Godfried De Vidts, Chair of ICMA’s ERCC commented: “Today’s data from our long-standing survey gives a rather mixed picture of the repo market. Repo markets have been subjected to regulatory and prudential measures that taken all together may jeopardise the real economic benefit of this product. But, as we embark on mandatory clearing for OTC derivatives, adding buy-slide clients, the impact of this regulation is not always clear. The ERCC has always encouraged transparency and we look forward to continuing our constructive work with regulators to make sure these market signals are captured correctly and appropriate measures taken.”
Main survey findings
Government securities: the most dramatic change in the latest survey is the jump in the share of collateral represented by government securities to 85.8% from 78.6% of the European fixed income collateral in the survey. The most likely cause is the forthcoming implementation of reforms to money market mutual fund in the US in October, which is encouraging many prime funds to transform themselves into government securities funds in order to avoid more onerous operating conditions. Some European banks have been reliant on US funds for a significant share of their US dollar funding. But money market mutual fund regulation may not be the only factor. Demand for government securities is also buoyant because of the need for high quality liquid assets (HQLA) to meet liquidity requirements. This seems to have been driving a recovery in the share of German government bonds.

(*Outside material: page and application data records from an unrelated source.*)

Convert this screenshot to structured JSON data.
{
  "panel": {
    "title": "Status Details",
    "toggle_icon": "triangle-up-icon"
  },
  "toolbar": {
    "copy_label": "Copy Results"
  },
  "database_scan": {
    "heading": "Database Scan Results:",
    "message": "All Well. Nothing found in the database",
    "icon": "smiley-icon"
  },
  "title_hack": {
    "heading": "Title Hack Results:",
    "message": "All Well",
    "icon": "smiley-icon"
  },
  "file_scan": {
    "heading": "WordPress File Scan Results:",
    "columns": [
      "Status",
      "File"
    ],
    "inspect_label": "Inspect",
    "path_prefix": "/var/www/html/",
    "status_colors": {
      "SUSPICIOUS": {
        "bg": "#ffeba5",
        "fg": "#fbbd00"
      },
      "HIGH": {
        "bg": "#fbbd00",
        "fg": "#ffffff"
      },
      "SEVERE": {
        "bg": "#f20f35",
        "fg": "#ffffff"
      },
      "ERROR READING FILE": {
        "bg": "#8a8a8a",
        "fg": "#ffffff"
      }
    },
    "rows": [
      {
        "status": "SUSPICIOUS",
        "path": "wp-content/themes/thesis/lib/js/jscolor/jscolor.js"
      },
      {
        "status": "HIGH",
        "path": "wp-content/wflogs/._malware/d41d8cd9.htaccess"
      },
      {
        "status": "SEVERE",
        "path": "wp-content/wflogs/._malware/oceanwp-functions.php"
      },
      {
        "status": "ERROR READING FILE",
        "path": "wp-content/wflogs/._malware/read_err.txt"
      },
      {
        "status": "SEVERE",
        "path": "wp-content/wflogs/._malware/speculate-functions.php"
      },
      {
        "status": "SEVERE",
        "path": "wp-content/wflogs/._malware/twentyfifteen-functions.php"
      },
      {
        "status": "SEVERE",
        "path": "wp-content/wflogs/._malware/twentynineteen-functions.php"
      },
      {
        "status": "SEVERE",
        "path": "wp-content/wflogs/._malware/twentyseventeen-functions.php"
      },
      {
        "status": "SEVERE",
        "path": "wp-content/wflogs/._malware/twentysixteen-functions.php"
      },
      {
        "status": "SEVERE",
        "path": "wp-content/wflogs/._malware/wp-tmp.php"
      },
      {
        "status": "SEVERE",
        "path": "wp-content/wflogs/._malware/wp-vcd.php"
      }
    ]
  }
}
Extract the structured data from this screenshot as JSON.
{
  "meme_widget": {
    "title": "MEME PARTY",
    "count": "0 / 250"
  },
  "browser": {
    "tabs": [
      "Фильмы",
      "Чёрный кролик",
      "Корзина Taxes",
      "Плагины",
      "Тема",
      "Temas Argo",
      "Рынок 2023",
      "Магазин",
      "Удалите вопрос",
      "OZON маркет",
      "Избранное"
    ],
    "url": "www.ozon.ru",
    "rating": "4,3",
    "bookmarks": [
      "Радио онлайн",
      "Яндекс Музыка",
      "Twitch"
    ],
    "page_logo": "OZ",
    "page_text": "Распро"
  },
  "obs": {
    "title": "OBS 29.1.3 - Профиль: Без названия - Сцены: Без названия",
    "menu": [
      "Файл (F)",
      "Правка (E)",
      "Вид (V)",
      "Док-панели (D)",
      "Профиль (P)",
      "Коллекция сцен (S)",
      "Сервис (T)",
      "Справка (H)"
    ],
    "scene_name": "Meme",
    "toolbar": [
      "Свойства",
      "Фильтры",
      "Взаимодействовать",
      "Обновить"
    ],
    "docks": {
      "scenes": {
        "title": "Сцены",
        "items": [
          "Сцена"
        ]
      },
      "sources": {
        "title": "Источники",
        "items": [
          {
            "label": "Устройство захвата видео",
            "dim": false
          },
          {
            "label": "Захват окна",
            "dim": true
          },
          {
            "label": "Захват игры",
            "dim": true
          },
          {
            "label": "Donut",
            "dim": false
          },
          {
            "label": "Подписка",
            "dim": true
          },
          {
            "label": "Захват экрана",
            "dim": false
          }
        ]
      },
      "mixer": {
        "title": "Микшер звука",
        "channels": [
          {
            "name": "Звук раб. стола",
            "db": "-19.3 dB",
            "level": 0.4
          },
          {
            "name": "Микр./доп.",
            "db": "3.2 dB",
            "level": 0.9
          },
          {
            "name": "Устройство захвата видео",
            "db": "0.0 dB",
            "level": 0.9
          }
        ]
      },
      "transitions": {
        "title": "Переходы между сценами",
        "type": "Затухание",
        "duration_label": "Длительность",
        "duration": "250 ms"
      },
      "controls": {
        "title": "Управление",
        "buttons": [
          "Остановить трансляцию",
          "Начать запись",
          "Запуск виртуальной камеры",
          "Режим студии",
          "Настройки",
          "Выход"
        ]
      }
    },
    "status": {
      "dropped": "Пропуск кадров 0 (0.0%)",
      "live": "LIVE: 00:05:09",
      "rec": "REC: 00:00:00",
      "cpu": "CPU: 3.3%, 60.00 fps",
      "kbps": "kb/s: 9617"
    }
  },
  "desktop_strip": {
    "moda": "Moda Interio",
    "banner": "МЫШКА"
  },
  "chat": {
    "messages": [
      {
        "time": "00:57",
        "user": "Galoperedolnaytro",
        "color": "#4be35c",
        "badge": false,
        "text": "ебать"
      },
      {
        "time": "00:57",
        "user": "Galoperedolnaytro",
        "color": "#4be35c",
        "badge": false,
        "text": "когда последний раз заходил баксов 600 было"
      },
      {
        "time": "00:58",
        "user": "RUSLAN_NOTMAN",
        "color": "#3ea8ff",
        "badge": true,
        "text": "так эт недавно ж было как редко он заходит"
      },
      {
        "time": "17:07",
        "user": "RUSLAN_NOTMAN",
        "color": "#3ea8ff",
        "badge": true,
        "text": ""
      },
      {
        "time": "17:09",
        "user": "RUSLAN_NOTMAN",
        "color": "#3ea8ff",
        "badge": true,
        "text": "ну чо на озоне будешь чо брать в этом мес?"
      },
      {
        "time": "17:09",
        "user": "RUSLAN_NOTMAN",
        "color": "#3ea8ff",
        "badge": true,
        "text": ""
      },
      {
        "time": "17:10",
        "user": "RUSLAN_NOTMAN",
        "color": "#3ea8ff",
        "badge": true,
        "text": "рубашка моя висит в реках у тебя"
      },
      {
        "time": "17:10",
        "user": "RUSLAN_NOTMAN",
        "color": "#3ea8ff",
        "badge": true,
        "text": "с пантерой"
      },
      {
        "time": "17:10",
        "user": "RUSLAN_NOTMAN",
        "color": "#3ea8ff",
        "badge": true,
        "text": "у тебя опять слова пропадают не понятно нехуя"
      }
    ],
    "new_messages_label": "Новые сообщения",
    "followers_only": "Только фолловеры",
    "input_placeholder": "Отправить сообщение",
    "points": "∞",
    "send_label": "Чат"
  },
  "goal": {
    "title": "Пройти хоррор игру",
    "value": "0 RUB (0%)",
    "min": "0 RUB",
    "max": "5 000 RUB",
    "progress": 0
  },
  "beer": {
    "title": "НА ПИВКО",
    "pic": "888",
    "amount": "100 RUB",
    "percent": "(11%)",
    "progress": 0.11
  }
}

Duration: new regulation does not yet seem to have driven a sustained collective lengthening of the duration of funding in the repo market. This may, in part, reflect a lack of longer-term funding, the supply of which has been reduced by reform of money market mutual funds, which have been forced to shorten the duration of their of investment, even in secured products such as repo.
Asian repo: for the first time, the survey has tried to break out Asian repo business conducted in Europe and the role of Eurobonds as collateral. Some 0.5% of cash was in Asian currencies other than the Japanese yen and 1.2% was in non-Japanese Asian collateral. Eurobonds accounted for 2.6% of repo collateral in Europe. However, these numbers are expected to rise in future surveys as more participants are able to answer the new questions.
The survey further continues to show the importance of CCPs in the European repo market, which regulatory measures are likely to encourage. Reflecting this, the ICMA European Repo and Collateral Council has published a short study on the trade registration models used by European central counterparties (CCPs) for repo transactions. This focuses on a specific issue (“the counterparty gap”) that emerged from a broader analysis of CCPs’ trade registration models.